In real life, Candy Darling was obsessed with old movies and old movie stars. Her mother was a big fan of them and Candy used to entertain her by impersonating Joan Crawford or Garbo and dressing in drag. Candy is also the more convincing woman when compares to Jackie Curtis.
Curtis, a school teacher and a repressed lesbian, is also fighting for women's rights. But she, too, is a character grouneded in cinema. A "working woman" or "career girl," she is single, beautiful, and a survivor. But Jackie's character is annoying: she gets upset at her houseboy for no apparent reasons and is very cruel to him, at one time throwing matches at his naked body. Still, Curtis is a fantastic performer to watch. He is so alive and funny, having starred and written many off broadway plays. It is ineresting to note that the only reason Curtis started dressing in drag was because he wanted to become a star and knew that Andy Warhol was intrigues by transvestites.

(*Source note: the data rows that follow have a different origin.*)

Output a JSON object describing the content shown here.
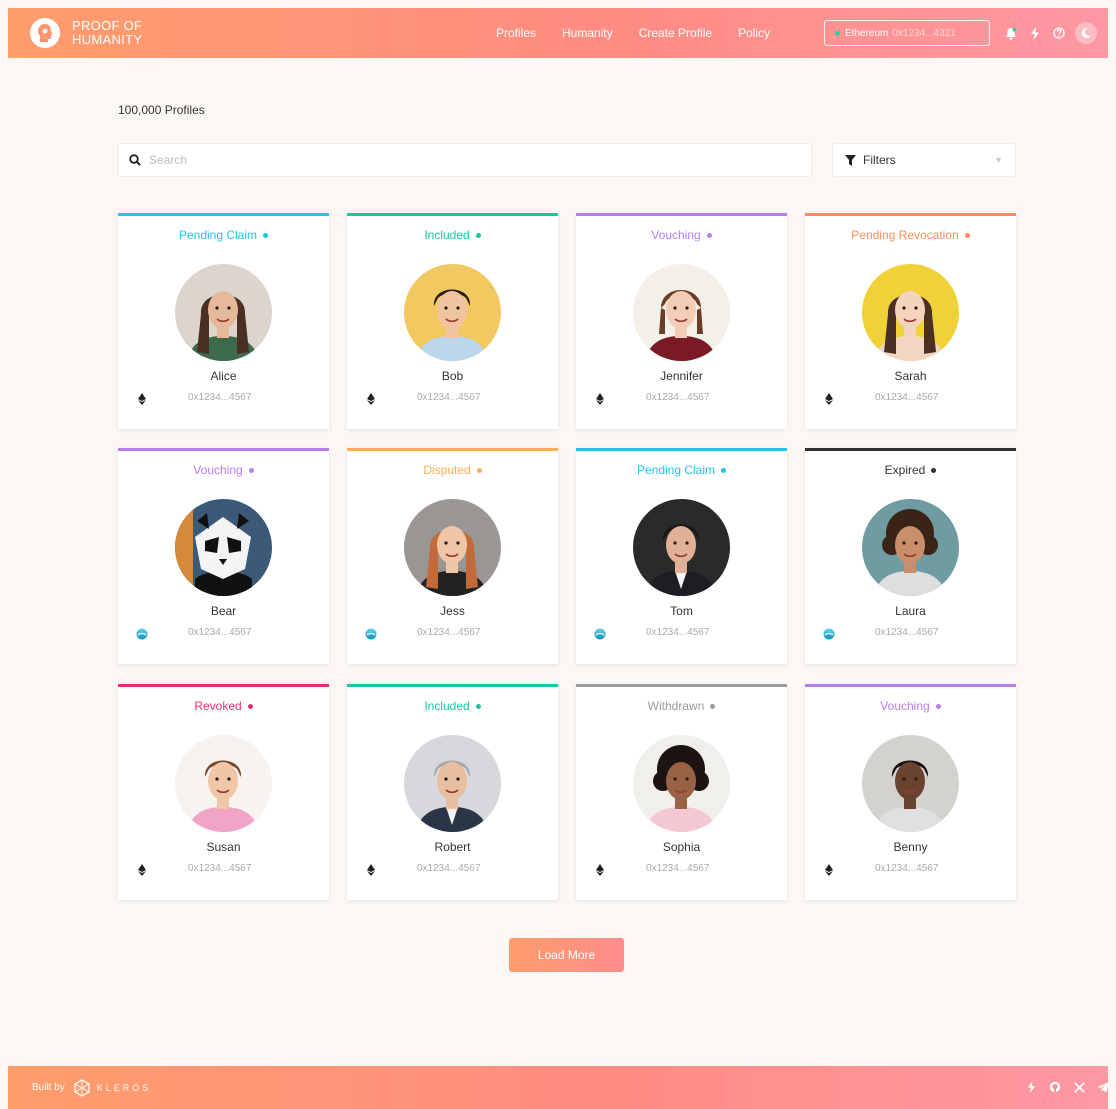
{
  "header": {
    "brand": {
      "line1": "PROOF OF",
      "line2": "HUMANITY"
    },
    "nav": [
      "Profiles",
      "Humanity",
      "Create Profile",
      "Policy"
    ],
    "wallet": {
      "network": "Ethereum",
      "address": "0x1234...4321"
    },
    "icons": [
      "bell-icon",
      "lightning-icon",
      "help-icon",
      "moon-icon"
    ]
  },
  "summary": {
    "count": "100,000",
    "label": "Profiles"
  },
  "search": {
    "placeholder": "Search"
  },
  "filters": {
    "label": "Filters"
  },
  "colors": {
    "pending_claim": "#22c4e8",
    "included": "#18c7a4",
    "vouching": "#b77ef0",
    "pending_revocation": "#ff8c5c",
    "disputed": "#ffac55",
    "expired": "#333333",
    "revoked": "#e6306d",
    "withdrawn": "#9b9b9b"
  },
  "profiles": [
    {
      "status": "Pending Claim",
      "status_key": "pending_claim",
      "name": "Alice",
      "chain": "ethereum",
      "address": "0x1234...4567"
    },
    {
      "status": "Included",
      "status_key": "included",
      "name": "Bob",
      "chain": "ethereum",
      "address": "0x1234...4567"
    },
    {
      "status": "Vouching",
      "status_key": "vouching",
      "name": "Jennifer",
      "chain": "ethereum",
      "address": "0x1234...4567"
    },
    {
      "status": "Pending Revocation",
      "status_key": "pending_revocation",
      "name": "Sarah",
      "chain": "ethereum",
      "address": "0x1234...4567"
    },
    {
      "status": "Vouching",
      "status_key": "vouching",
      "name": "Bear",
      "chain": "gnosis",
      "address": "0x1234...4567"
    },
    {
      "status": "Disputed",
      "status_key": "disputed",
      "name": "Jess",
      "chain": "gnosis",
      "address": "0x1234...4567"
    },
    {
      "status": "Pending Claim",
      "status_key": "pending_claim",
      "name": "Tom",
      "chain": "gnosis",
      "address": "0x1234...4567"
    },
    {
      "status": "Expired",
      "status_key": "expired",
      "name": "Laura",
      "chain": "gnosis",
      "address": "0x1234...4567"
    },
    {
      "status": "Revoked",
      "status_key": "revoked",
      "name": "Susan",
      "chain": "ethereum",
      "address": "0x1234...4567"
    },
    {
      "status": "Included",
      "status_key": "included",
      "name": "Robert",
      "chain": "ethereum",
      "address": "0x1234...4567"
    },
    {
      "status": "Withdrawn",
      "status_key": "withdrawn",
      "name": "Sophia",
      "chain": "ethereum",
      "address": "0x1234...4567"
    },
    {
      "status": "Vouching",
      "status_key": "vouching",
      "name": "Benny",
      "chain": "ethereum",
      "address": "0x1234...4567"
    }
  ],
  "load_more": "Load More",
  "footer": {
    "built_by": "Built by",
    "brand": "KLEROS",
    "icons": [
      "lightning-icon",
      "github-icon",
      "x-icon",
      "telegram-icon"
    ]
  }
}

Holly Woodlawn, however, just knew how to lie.
When he was preparing to shoot Trash, Morrisey says that he cast Holly without even meeting her. Having read a story in a magazine in which Woodlwan described herself as a Warhol Superstar (without officially being one), he was curious and cast the talented Woodlawn. Unlike her perfomance in Trash, which was brilliant and funny, Woodlwan is reduced to a supporting role that leaves her with less screen time. In her memoir, Woodlawn wrote that she felt intimidated by Darling and Curtis who just dominated every scene and thus she handed the movie over to them. This is a shame because I was really impressed by Holly's acting in Trash and in this movie, she plays a kept women who simply screams and has sex with many men.
Overall, Paul Morrisey's Women in Revolt is a gem. If you like old movies and obscure cult films, you might be able to recognize the allusions to old Hollywood in the film. If not, that is okay too because this is really a good movie. It is funny, interesting, and good.

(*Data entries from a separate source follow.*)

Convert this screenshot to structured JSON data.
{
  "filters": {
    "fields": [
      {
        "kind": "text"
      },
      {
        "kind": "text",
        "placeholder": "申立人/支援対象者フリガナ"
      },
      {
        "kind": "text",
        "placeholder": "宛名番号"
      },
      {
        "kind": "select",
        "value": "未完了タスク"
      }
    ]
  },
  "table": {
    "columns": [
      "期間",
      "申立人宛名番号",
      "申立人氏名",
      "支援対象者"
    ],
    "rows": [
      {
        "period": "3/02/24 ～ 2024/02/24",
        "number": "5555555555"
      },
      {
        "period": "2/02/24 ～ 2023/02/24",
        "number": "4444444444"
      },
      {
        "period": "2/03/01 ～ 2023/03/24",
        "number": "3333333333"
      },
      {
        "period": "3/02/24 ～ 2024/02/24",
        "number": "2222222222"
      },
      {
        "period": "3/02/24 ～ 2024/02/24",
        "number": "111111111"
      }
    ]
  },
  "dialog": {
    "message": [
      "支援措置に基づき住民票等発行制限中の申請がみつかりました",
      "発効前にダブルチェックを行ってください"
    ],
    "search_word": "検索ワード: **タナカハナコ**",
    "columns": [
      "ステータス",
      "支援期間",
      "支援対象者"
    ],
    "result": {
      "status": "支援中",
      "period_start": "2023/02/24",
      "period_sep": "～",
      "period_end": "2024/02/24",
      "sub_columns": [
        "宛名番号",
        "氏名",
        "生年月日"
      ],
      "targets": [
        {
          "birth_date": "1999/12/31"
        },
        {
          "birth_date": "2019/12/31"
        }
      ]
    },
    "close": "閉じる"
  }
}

My only regret is that Image Video does not issue a commentary for this film. There are so many stories on the making of and background of this movie. I would love to have insight into the actress' private life. Someone at Image should hurry up and get Holly Woodlawn (the only surving actress of the trio) and Paul Morrisey's commentary on this important film! The same should be done with Trash because all three of the main characters are still alive.
Still, a good movie to add to your cult collection.